Ten Sports was the lone bidder for the rights for the Indian Test series which is another instance of their steadfast commitment to SLC when multiple of broadcasters in the region chose not to even participate in the bid process. Any process other than bidding such as direct negotiations runs the risk of falling prey to vested interests, and would not be able to meet the standards of transparency.
Given the various scandals the SLC has experienced with other broadcasters over the years it is even more important to ensure that the process of granting rights are not only done but also appears to be done independently. The credibility of SLC and of the Interim Committee is at stake. Negotiations with parties who have not even participated in the rights bid will result in serious market players becoming non-participants in future SLC bidding processes, thereby hoping to pick up the rights through a negotiated transaction and thereby diluting the potential value of SL. Direct negotiations means lack of transparency.
The rationale for the bid value set out by Ten Sports is as follows:
(a) One event deal with no cable subscription upside. We can only rely on advertising and international channel syndication income and as the series consist of 3 Tests it is the least favoured format in terms of commercial value.
(b) Pricing from our previous tours cannot be compared to this tour as those tours consisted of a full tour, consisting of limited over cricket besides Test matches, and were also producing cable distribution income.

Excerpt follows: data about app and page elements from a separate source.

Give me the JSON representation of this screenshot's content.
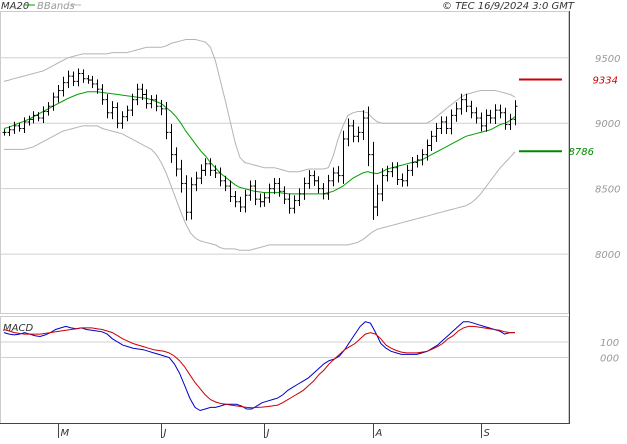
{
  "header": {
    "legend_ma": "MA20",
    "legend_bb": "BBands",
    "source": "© TEC 16/9/2024 3:0 GMT"
  },
  "colors": {
    "bar": "#000000",
    "ma20": "#00a000",
    "bands": "#b4b4b4",
    "grid": "#d0d0d0",
    "target_high": "#cc0000",
    "target_low": "#008800",
    "macd_line": "#0000cc",
    "signal_line": "#cc0000",
    "axis_text": "#999999"
  },
  "chart_data": [
    {
      "type": "ohlc",
      "ylim": [
        7550,
        9850
      ],
      "yticks": [
        8000,
        8500,
        9000,
        9500
      ],
      "ytick_labels": [
        "8000",
        "8500",
        "9000",
        "9500"
      ],
      "x_labels": [
        "M",
        "J",
        "J",
        "A",
        "S"
      ],
      "x_label_index": [
        11,
        32,
        53,
        75,
        97
      ],
      "grid": true,
      "target_high": {
        "value": 9334,
        "label": "9334"
      },
      "target_low": {
        "value": 8786,
        "label": "8786"
      },
      "closes": [
        8930,
        8950,
        8980,
        8960,
        9010,
        9030,
        9060,
        9040,
        9090,
        9130,
        9200,
        9250,
        9310,
        9360,
        9320,
        9380,
        9340,
        9330,
        9300,
        9260,
        9180,
        9080,
        9120,
        9000,
        9050,
        9100,
        9180,
        9260,
        9220,
        9150,
        9180,
        9130,
        9110,
        8930,
        8760,
        8650,
        8540,
        8320,
        8530,
        8580,
        8640,
        8690,
        8640,
        8620,
        8560,
        8520,
        8440,
        8400,
        8360,
        8450,
        8520,
        8420,
        8400,
        8430,
        8500,
        8540,
        8480,
        8420,
        8350,
        8410,
        8460,
        8540,
        8600,
        8560,
        8500,
        8460,
        8560,
        8620,
        8600,
        8880,
        8980,
        8900,
        8930,
        9040,
        8760,
        8360,
        8460,
        8600,
        8630,
        8660,
        8570,
        8560,
        8640,
        8700,
        8720,
        8760,
        8830,
        8900,
        8960,
        9010,
        8960,
        9060,
        9110,
        9180,
        9130,
        9080,
        9040,
        8980,
        9060,
        9040,
        9100,
        9080,
        8990,
        9030,
        9130
      ],
      "ranges": [
        70,
        80,
        90,
        70,
        100,
        80,
        90,
        70,
        110,
        90,
        100,
        120,
        130,
        120,
        100,
        110,
        90,
        80,
        90,
        100,
        110,
        120,
        140,
        110,
        120,
        100,
        130,
        120,
        120,
        110,
        100,
        110,
        140,
        150,
        180,
        160,
        200,
        180,
        160,
        140,
        130,
        120,
        120,
        110,
        120,
        110,
        120,
        120,
        110,
        120,
        120,
        130,
        120,
        110,
        110,
        120,
        120,
        110,
        120,
        110,
        120,
        130,
        120,
        110,
        100,
        120,
        130,
        120,
        150,
        180,
        160,
        130,
        130,
        170,
        250,
        280,
        200,
        160,
        130,
        120,
        120,
        130,
        120,
        120,
        110,
        120,
        130,
        120,
        120,
        120,
        120,
        130,
        140,
        130,
        130,
        120,
        120,
        120,
        130,
        120,
        130,
        120,
        110,
        120,
        130
      ],
      "ma20": [
        8960,
        8970,
        8985,
        9000,
        9015,
        9030,
        9050,
        9070,
        9090,
        9110,
        9130,
        9150,
        9170,
        9190,
        9205,
        9220,
        9230,
        9240,
        9240,
        9240,
        9235,
        9230,
        9225,
        9220,
        9215,
        9210,
        9205,
        9200,
        9195,
        9190,
        9180,
        9165,
        9150,
        9120,
        9090,
        9050,
        9000,
        8940,
        8890,
        8840,
        8790,
        8750,
        8700,
        8660,
        8620,
        8590,
        8560,
        8530,
        8510,
        8500,
        8490,
        8480,
        8475,
        8470,
        8470,
        8470,
        8470,
        8465,
        8460,
        8460,
        8460,
        8460,
        8460,
        8460,
        8460,
        8460,
        8470,
        8480,
        8500,
        8520,
        8550,
        8580,
        8600,
        8620,
        8630,
        8620,
        8615,
        8630,
        8650,
        8660,
        8670,
        8680,
        8690,
        8700,
        8710,
        8720,
        8740,
        8760,
        8780,
        8800,
        8820,
        8840,
        8860,
        8880,
        8900,
        8910,
        8920,
        8930,
        8940,
        8950,
        8970,
        8990,
        9000,
        9020,
        9050
      ],
      "bb_upper": [
        9320,
        9330,
        9340,
        9350,
        9360,
        9370,
        9380,
        9390,
        9400,
        9420,
        9440,
        9460,
        9480,
        9500,
        9510,
        9520,
        9530,
        9530,
        9530,
        9530,
        9530,
        9530,
        9540,
        9540,
        9540,
        9540,
        9550,
        9560,
        9570,
        9580,
        9580,
        9580,
        9580,
        9590,
        9610,
        9620,
        9630,
        9640,
        9640,
        9640,
        9630,
        9620,
        9580,
        9480,
        9330,
        9180,
        9020,
        8860,
        8740,
        8700,
        8690,
        8680,
        8670,
        8660,
        8660,
        8660,
        8650,
        8640,
        8630,
        8630,
        8630,
        8640,
        8650,
        8650,
        8650,
        8650,
        8660,
        8750,
        8880,
        8980,
        9060,
        9080,
        9090,
        9090,
        9080,
        9040,
        9010,
        9000,
        9000,
        9000,
        9000,
        9000,
        9000,
        9000,
        9000,
        9000,
        9000,
        9020,
        9050,
        9080,
        9110,
        9140,
        9170,
        9200,
        9220,
        9230,
        9240,
        9250,
        9250,
        9250,
        9250,
        9240,
        9230,
        9220,
        9200
      ],
      "bb_lower": [
        8800,
        8800,
        8800,
        8800,
        8800,
        8810,
        8820,
        8840,
        8860,
        8880,
        8900,
        8920,
        8940,
        8950,
        8960,
        8970,
        8980,
        8980,
        8980,
        8980,
        8960,
        8950,
        8940,
        8930,
        8920,
        8900,
        8880,
        8860,
        8840,
        8820,
        8800,
        8760,
        8700,
        8620,
        8520,
        8420,
        8320,
        8230,
        8160,
        8120,
        8100,
        8090,
        8080,
        8070,
        8050,
        8040,
        8040,
        8040,
        8030,
        8030,
        8030,
        8040,
        8050,
        8060,
        8070,
        8070,
        8070,
        8070,
        8070,
        8070,
        8070,
        8070,
        8070,
        8070,
        8070,
        8070,
        8070,
        8070,
        8070,
        8070,
        8070,
        8080,
        8090,
        8110,
        8140,
        8170,
        8190,
        8200,
        8210,
        8220,
        8230,
        8240,
        8250,
        8260,
        8270,
        8280,
        8290,
        8300,
        8310,
        8320,
        8330,
        8340,
        8350,
        8360,
        8370,
        8390,
        8420,
        8460,
        8510,
        8560,
        8610,
        8660,
        8700,
        8740,
        8780
      ]
    },
    {
      "type": "line",
      "title": "MACD",
      "ylim": [
        -420,
        260
      ],
      "yticks": [
        100,
        0
      ],
      "ytick_labels": [
        "100",
        "000"
      ],
      "series": [
        {
          "values": [
            160,
            150,
            145,
            150,
            160,
            150,
            140,
            135,
            145,
            160,
            180,
            190,
            200,
            190,
            185,
            190,
            180,
            175,
            170,
            165,
            150,
            120,
            100,
            80,
            70,
            60,
            55,
            50,
            40,
            30,
            20,
            10,
            0,
            -40,
            -100,
            -180,
            -260,
            -320,
            -340,
            -330,
            -320,
            -320,
            -310,
            -300,
            -300,
            -300,
            -310,
            -330,
            -330,
            -310,
            -290,
            -280,
            -270,
            -260,
            -240,
            -210,
            -190,
            -170,
            -150,
            -130,
            -100,
            -70,
            -40,
            -20,
            -10,
            10,
            50,
            100,
            150,
            200,
            230,
            220,
            160,
            90,
            60,
            40,
            30,
            20,
            20,
            20,
            20,
            30,
            40,
            60,
            80,
            110,
            140,
            170,
            200,
            230,
            230,
            220,
            210,
            200,
            190,
            180,
            170,
            150,
            160,
            160
          ]
        },
        {
          "values": [
            180,
            170,
            160,
            155,
            150,
            150,
            150,
            150,
            155,
            160,
            165,
            170,
            175,
            180,
            185,
            190,
            190,
            190,
            185,
            180,
            170,
            160,
            140,
            120,
            105,
            90,
            80,
            70,
            60,
            50,
            45,
            40,
            30,
            10,
            -20,
            -60,
            -110,
            -160,
            -200,
            -240,
            -270,
            -285,
            -295,
            -300,
            -305,
            -310,
            -315,
            -320,
            -322,
            -320,
            -318,
            -315,
            -310,
            -305,
            -290,
            -270,
            -250,
            -230,
            -210,
            -180,
            -150,
            -110,
            -80,
            -40,
            -10,
            20,
            50,
            70,
            90,
            120,
            150,
            160,
            150,
            120,
            80,
            60,
            45,
            35,
            30,
            30,
            30,
            35,
            40,
            55,
            70,
            90,
            120,
            140,
            170,
            190,
            200,
            200,
            195,
            190,
            185,
            180,
            175,
            165,
            160,
            160
          ]
        }
      ]
    }
  ]
}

(c) SLC was asked to include any future India series as part of the current contract but the request was turned down. If request had been accepted we could have included the series in our larger revenue deals at the outset.
(d) Substantial drop in overseas cricket syndication prices being paid by international channels. There is very limited interest in Test matches.
(e) Strict production specifications levied by SLC resulting in substantial production expenditure.
(f) Shortage of time to market and commercialize the series.
(g) The series being held after the 2015 World Cup and the IPL – the customer budgets have all been exhausted.
(h) The India vs Bangladesh and Zimbabwe vs. India series were announced and rights awarded much earlier (before the Sri Lanka-India Test series) and are already in the market selling with both series consisting of ODI matches and being treated by clients as far more attractive than just a 3-Test match tour.
(i) Monsoon in August is the utmost ill-timed for advertisers who have traditionally refrained to advertise during this period.
(j) The perception in the market is that the weather in Sri Lanka is also uncertain during this period and games will be truncated and hence would not have interest and they will not be able to derive full value on their investments.
SLC should not forget that the Cricketers’ Benefit Fund Series (CBFS), the owners of Ten Sports where Qasim Noorani, father of present Ten Sports international right holders chairman Zahid Noorani played a prominent role in inviting Sri Lankan teams to Sharjah during the 80’s and 90’s to play competitive cricket against international teams of very high standard. This was done in a period where the stock of Sri Lanka cricket was not on a high.
This provided valuable exposure and brought in funds for SLC to develop cricket. Ex Sri Lanka players were provided with financial benefits. The experience gained in Sharjah was primarily responsible for Sri Lanka winning the World Cup in 1996.
Before jumping the gun and look for broadcasters outside Ten Sports, SLC should ask itself the question if money was everything why did they go for a low bid in awarding local terrestrial broadcast rights for the next three years to state-owned Rupavahini Corporation declining a substantially higher bid from Carlton Sports Network (CSN).
SLC are treading on treacherous grounds if they try to bypass the bid made by Ten Sports and leave themselves open to litigation which they can least afford at this moment of time. Saner counsel should prevail and a decision should be taken in the best interest of both parties so that long-standing relations are not strained.